Every line below that mentions the word "JSON" should be copied out.
*** Opening SUPPLIED INFORMATION ***
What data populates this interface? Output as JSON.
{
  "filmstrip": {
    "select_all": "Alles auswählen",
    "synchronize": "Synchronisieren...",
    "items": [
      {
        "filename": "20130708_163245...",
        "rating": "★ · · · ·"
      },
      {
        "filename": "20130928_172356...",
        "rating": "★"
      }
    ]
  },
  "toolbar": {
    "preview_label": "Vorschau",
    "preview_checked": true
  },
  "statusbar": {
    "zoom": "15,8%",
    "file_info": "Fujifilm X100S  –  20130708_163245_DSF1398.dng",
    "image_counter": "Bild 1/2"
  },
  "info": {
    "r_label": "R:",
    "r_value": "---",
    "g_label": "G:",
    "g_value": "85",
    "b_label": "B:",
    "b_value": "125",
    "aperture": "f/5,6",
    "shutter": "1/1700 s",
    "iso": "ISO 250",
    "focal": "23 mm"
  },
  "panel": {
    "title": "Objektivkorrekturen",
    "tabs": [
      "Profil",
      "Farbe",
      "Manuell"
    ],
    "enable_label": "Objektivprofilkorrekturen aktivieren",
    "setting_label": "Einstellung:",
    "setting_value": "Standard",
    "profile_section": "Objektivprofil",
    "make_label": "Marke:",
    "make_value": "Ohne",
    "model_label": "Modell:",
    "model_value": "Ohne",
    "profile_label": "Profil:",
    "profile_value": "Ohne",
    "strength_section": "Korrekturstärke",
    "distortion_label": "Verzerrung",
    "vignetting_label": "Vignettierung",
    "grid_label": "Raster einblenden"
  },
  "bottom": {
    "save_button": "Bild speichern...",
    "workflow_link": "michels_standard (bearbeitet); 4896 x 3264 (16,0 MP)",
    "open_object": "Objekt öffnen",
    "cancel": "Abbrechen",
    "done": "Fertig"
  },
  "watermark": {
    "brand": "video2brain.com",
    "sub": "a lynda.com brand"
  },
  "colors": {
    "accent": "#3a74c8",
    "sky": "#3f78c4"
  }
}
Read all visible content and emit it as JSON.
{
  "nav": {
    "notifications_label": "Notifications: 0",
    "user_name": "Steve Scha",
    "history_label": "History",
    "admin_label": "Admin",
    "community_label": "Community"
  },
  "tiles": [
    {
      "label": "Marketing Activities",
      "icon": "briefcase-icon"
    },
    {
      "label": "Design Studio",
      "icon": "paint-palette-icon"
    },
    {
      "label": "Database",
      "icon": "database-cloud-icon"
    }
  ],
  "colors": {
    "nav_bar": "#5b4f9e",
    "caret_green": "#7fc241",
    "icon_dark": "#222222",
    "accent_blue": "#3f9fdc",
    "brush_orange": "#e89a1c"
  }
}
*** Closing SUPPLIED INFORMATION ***
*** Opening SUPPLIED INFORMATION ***
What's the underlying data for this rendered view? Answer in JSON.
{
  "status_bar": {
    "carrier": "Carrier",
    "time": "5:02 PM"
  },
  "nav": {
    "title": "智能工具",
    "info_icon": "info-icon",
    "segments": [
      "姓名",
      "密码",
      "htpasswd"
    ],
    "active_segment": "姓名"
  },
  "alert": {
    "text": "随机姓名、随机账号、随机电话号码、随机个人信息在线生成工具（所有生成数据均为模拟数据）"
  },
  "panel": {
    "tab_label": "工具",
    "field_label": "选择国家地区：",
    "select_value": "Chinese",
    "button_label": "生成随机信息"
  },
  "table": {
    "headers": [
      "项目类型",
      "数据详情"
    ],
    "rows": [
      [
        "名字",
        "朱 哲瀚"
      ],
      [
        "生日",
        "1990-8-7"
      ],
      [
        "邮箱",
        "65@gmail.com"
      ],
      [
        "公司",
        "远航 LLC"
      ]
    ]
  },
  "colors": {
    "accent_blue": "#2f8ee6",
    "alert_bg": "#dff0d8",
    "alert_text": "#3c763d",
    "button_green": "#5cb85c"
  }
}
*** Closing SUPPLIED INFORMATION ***
■ **EXERCISE RESPONSE**:
What data populates this interface? Output as JSON.
Read all visible content and emit it as JSON.
What's the underlying data for this rendered view? Answer in JSON.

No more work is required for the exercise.